- A picture of three Palestinian children camping at a peaceful protest near Jerusalem was posted on a Facebook page entitled “We are all in favour of death to terrorists”. The resulting racist outpouring calling for them to be killed is no less sickening for having been predictable.
- There’s a petition at change.org asking UEFA not to let Israel host the 2013 European Under-21 Championship. I signed it; I hope you will, too.
- Amy Swartz combines body parts from toys and insects in her strange, fantastic creations.
- French artist Hubert Duprat collaborated with caddis fly larvae by giving them bits of gold and semi-precious stones to produce unique works of art.
- A powerfully moving photo-essay about domestic violence by Sara Naomi Lewkowicz.
- Alex Wild’s gallery of amazing ant mimics.
- Hasan Kale paints incredibly small pictures of Istanbul on butterfly wings and cactus spines.
- Alex Brown launched his new blog by writing about false friends in a post that generated plenty of discussion. You should check it out if you enjoy languages — in fact, you should probably follow Alex’s blog.

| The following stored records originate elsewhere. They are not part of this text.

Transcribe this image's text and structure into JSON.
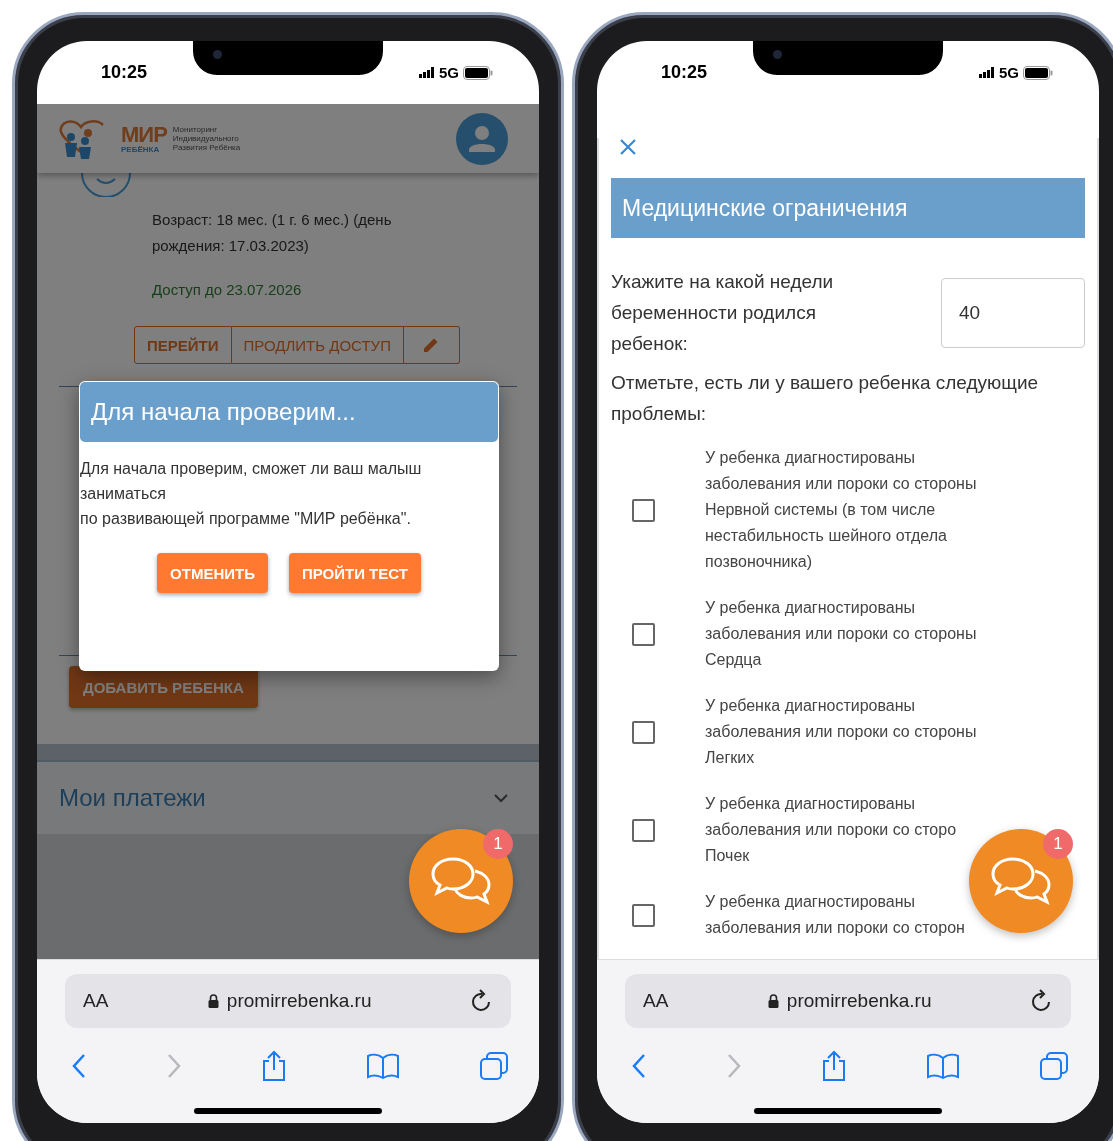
{
  "phones": [
    {
      "status_bar": {
        "time": "10:25",
        "network": "5G"
      },
      "screen": {
        "kind": "dashboard",
        "logo": {
          "wordmark": "МИР",
          "subtitle": "РЕБЁНКА",
          "tagline": [
            "Мониторинг",
            "Индивидуального",
            "Развития Ребёнка"
          ]
        },
        "child": {
          "age": "Возраст: 18 мес. (1 г. 6 мес.) (день рождения: 17.03.2023)",
          "access": "Доступ до 23.07.2026",
          "actions": [
            "ПЕРЕЙТИ",
            "ПРОДЛИТЬ ДОСТУП"
          ]
        },
        "add_child_button": "ДОБАВИТЬ РЕБЕНКА",
        "payments": {
          "title": "Мои платежи",
          "expanded": false
        },
        "dialog": {
          "title": "Для начала проверим...",
          "message": "Для начала проверим, сможет ли ваш малыш заниматься\nпо развивающей программе \"МИР ребёнка\".",
          "buttons": [
            "ОТМЕНИТЬ",
            "ПРОЙТИ ТЕСТ"
          ]
        }
      },
      "chat_button": {
        "badge": "1"
      },
      "browser": {
        "text_size": "AA",
        "url": "promirrebenka.ru",
        "nav": [
          {
            "kind": "back",
            "disabled": false
          },
          {
            "kind": "forward",
            "disabled": true
          },
          {
            "kind": "share",
            "disabled": false
          },
          {
            "kind": "bookmarks",
            "disabled": false
          },
          {
            "kind": "tabs",
            "disabled": false
          }
        ]
      }
    },
    {
      "status_bar": {
        "time": "10:25",
        "network": "5G"
      },
      "screen": {
        "kind": "form",
        "title": "Медицинские ограничения",
        "question": "Укажите на какой недели беременности родился ребенок:",
        "weeks_value": "40",
        "problems_label": "Отметьте, есть ли у вашего ребенка следующие проблемы:",
        "problems": [
          {
            "lines": [
              "У ребенка диагностированы",
              "заболевания или пороки со стороны",
              "Нервной системы (в том числе",
              "нестабильность шейного отдела",
              "позвоночника)"
            ],
            "checked": false
          },
          {
            "lines": [
              "У ребенка диагностированы",
              "заболевания или пороки со стороны",
              "Сердца"
            ],
            "checked": false
          },
          {
            "lines": [
              "У ребенка диагностированы",
              "заболевания или пороки со стороны",
              "Легких"
            ],
            "checked": false
          },
          {
            "lines": [
              "У ребенка диагностированы",
              "заболевания или пороки со сторо",
              "Почек"
            ],
            "checked": false
          },
          {
            "lines": [
              "У ребенка диагностированы",
              "заболевания или пороки со сторон"
            ],
            "checked": false
          }
        ]
      },
      "chat_button": {
        "badge": "1"
      },
      "browser": {
        "text_size": "AA",
        "url": "promirrebenka.ru",
        "nav": [
          {
            "kind": "back",
            "disabled": false
          },
          {
            "kind": "forward",
            "disabled": true
          },
          {
            "kind": "share",
            "disabled": false
          },
          {
            "kind": "bookmarks",
            "disabled": false
          },
          {
            "kind": "tabs",
            "disabled": false
          }
        ]
      }
    }
  ]
}
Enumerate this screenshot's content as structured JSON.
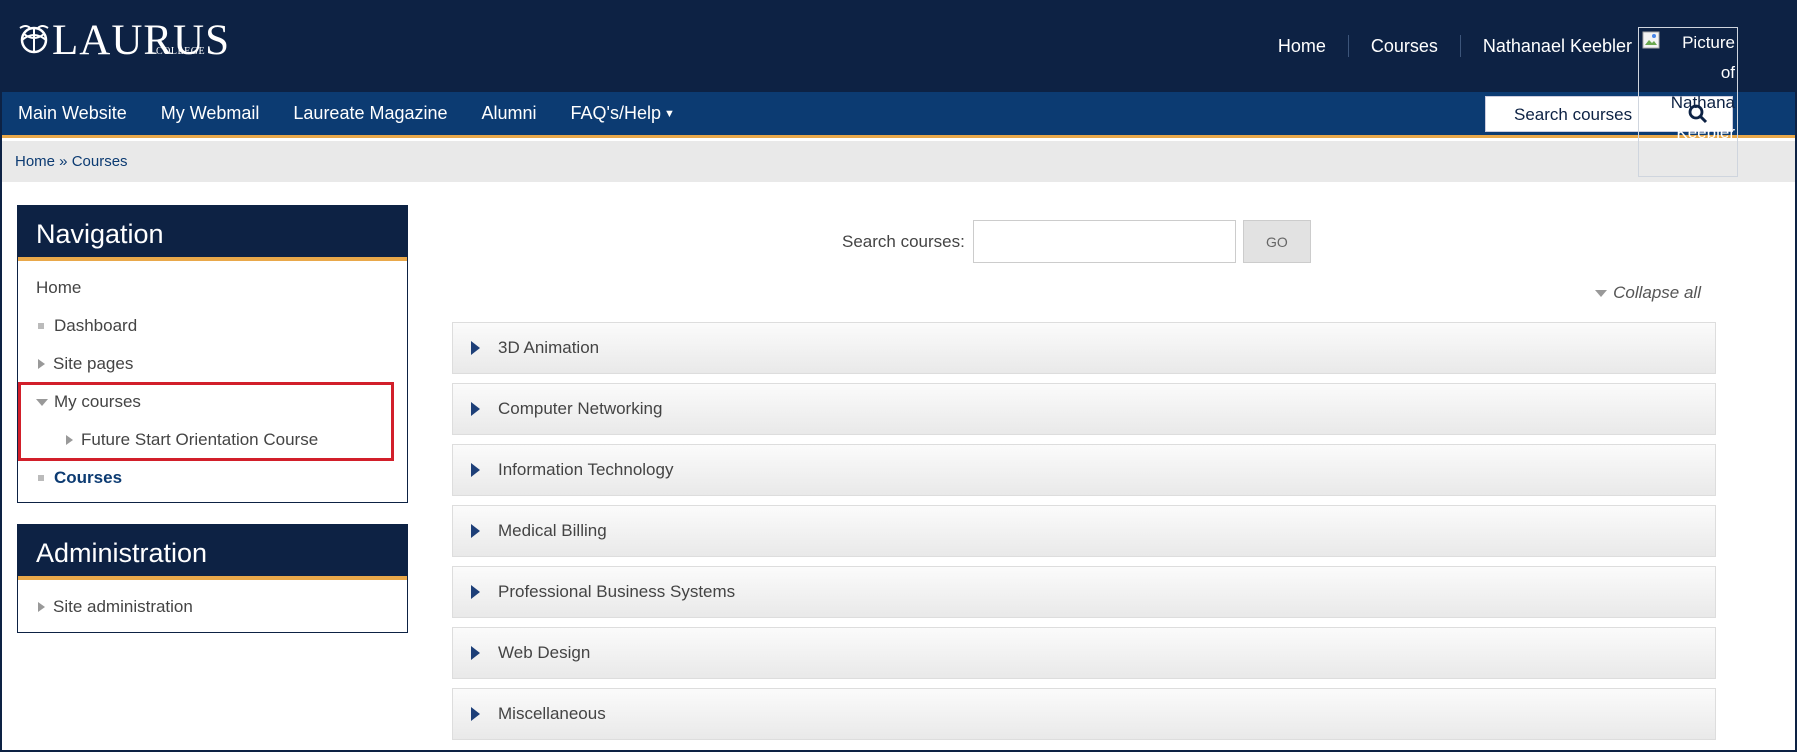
{
  "brand": {
    "name": "LAURUS",
    "sub": "COLLEGE"
  },
  "topnav": {
    "home": "Home",
    "courses": "Courses",
    "user": "Nathanael Keebler"
  },
  "avatar_alt": {
    "l1": "Picture",
    "l2": "of",
    "l3": "Nathana",
    "l4": "Keebler"
  },
  "menu": {
    "items": [
      "Main Website",
      "My Webmail",
      "Laureate Magazine",
      "Alumni",
      "FAQ's/Help"
    ]
  },
  "top_search": {
    "placeholder": "Search courses"
  },
  "breadcrumb": {
    "text": "Home » Courses"
  },
  "navigation": {
    "title": "Navigation",
    "home": "Home",
    "dashboard": "Dashboard",
    "site_pages": "Site pages",
    "my_courses": "My courses",
    "future_course": "Future Start Orientation Course",
    "courses": "Courses"
  },
  "administration": {
    "title": "Administration",
    "site_admin": "Site administration"
  },
  "main": {
    "search_label": "Search courses:",
    "go_label": "GO",
    "collapse_all": "Collapse all",
    "categories": [
      "3D Animation",
      "Computer Networking",
      "Information Technology",
      "Medical Billing",
      "Professional Business Systems",
      "Web Design",
      "Miscellaneous"
    ]
  },
  "colors": {
    "navy": "#0d2244",
    "menu_blue": "#0c3b72",
    "accent_orange": "#e9a84a",
    "highlight_red": "#d21f2a"
  }
}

- I learned quite a lot from this excellent article about lip-reading and signing by Rachel Kolb, who has been deaf since birth.
- I’ve made a Facebook page for Inspiring Science. If you like the blog, “like” the page and you can get updates directly in your timeline!
- I loved Mary Roach’s TED talk “10 things you didn’t know about orgasm” so much that I bought her book, Bonk. I’m planning to post a review once I’ve read it — and then maybe buy more of her books. (Yes, OK, it’s not hard to get me to buy books. In case any publishers out there are reading this: it’s also not hard to get me to review books — just get in touch!)
- Does your cat walk on your keyboard? They’ve been doing that for nearly 600 years….
- A horror story about smartphones by Joseph Scrimshaw.
That’s all from me!
Congrats on your published paper!! I recently submitted the first paper from my lab that related pharmacology and planarian regeneration… Fingers crossed!
Thanks! Good luck with your submission — hopefully they won’t keep you waiting too long. 🙂
Intersex? Now there’s something completely new to me. I didn’t know it was biologically feasibly to have genitals of one sex, but chromosomes of another O.o
In that case, I’m really glad I included that link! I’ve been toying with the idea of writing a post about intersex & sex development — maybe I should do it.